- [DIRECTIONS] Comb the records below for the string "material" and copy each line where it turns up.

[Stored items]

>>>>

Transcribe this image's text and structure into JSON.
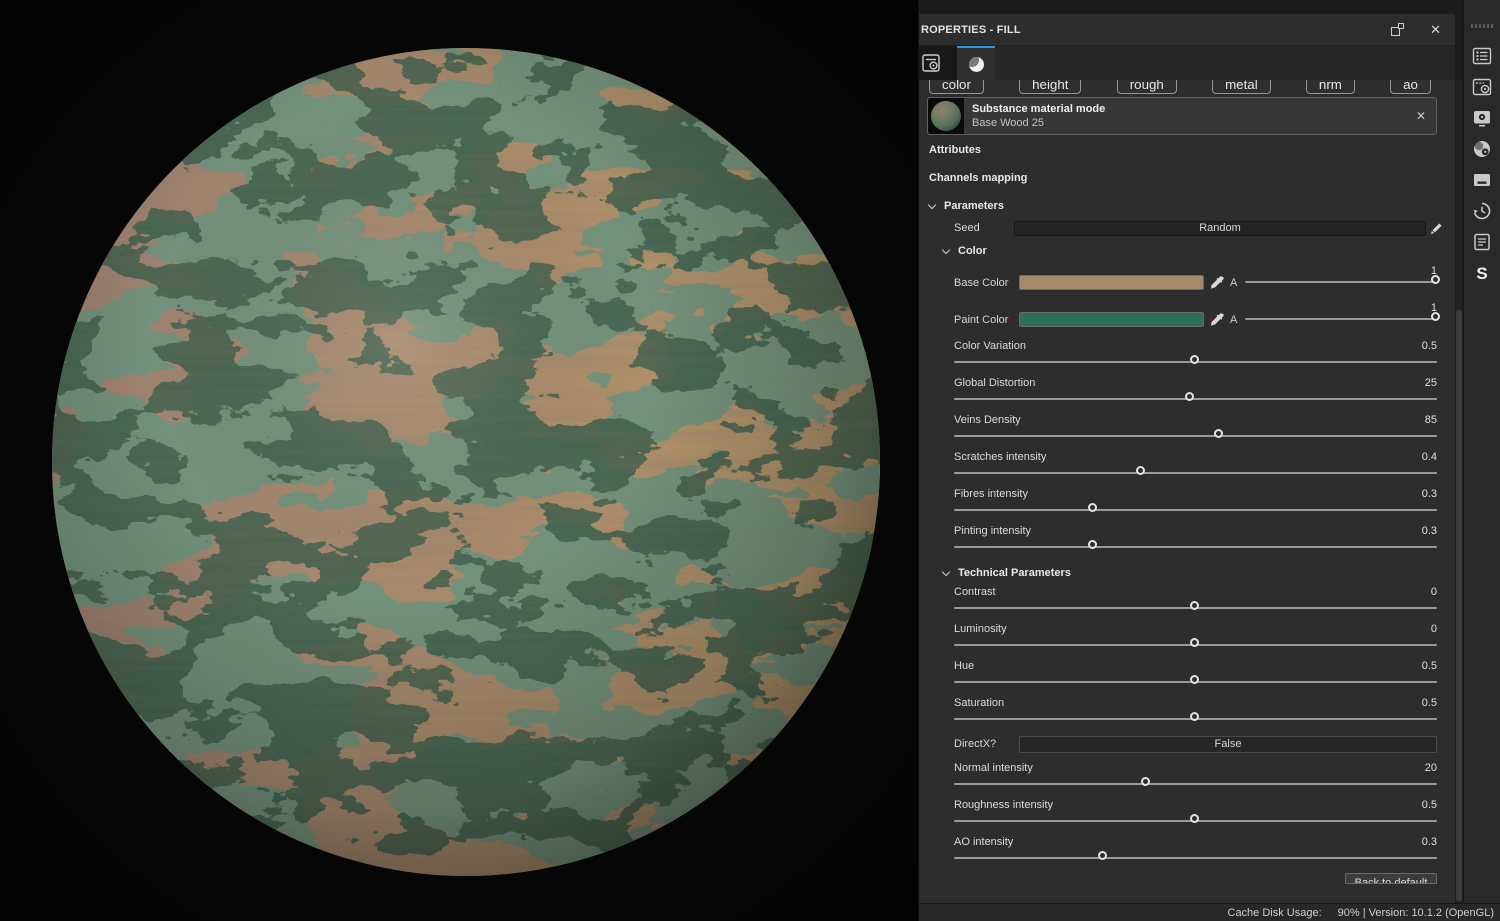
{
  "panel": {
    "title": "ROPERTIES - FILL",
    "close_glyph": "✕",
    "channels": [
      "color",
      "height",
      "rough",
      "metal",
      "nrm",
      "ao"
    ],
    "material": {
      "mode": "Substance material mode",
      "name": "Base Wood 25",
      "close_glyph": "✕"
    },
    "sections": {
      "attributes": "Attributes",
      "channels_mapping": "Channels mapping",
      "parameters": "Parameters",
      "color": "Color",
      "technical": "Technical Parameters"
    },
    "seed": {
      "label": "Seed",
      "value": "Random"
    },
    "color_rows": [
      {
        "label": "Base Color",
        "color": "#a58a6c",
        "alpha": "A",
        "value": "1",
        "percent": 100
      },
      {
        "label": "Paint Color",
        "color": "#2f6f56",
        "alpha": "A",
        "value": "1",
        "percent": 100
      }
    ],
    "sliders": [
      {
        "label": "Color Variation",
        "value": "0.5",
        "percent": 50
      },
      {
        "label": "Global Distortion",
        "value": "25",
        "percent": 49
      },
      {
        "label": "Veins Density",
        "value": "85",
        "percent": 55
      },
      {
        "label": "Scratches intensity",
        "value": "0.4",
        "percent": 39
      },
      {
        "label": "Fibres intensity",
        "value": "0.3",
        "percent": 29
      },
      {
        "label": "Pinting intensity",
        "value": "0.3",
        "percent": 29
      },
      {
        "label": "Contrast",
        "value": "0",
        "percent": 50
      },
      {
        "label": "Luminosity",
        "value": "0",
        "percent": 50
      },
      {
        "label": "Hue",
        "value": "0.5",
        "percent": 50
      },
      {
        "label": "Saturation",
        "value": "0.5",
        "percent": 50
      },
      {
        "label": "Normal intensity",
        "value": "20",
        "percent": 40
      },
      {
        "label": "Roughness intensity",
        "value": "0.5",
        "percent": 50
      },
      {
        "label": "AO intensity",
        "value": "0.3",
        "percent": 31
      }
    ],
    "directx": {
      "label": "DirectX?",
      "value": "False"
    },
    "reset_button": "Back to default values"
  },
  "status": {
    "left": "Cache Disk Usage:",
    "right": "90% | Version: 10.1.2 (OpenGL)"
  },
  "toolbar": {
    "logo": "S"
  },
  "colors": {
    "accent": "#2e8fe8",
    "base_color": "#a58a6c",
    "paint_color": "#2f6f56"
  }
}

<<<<

- [EXPECTED ANSWER]
    "material": {
      "mode": "Substance material mode",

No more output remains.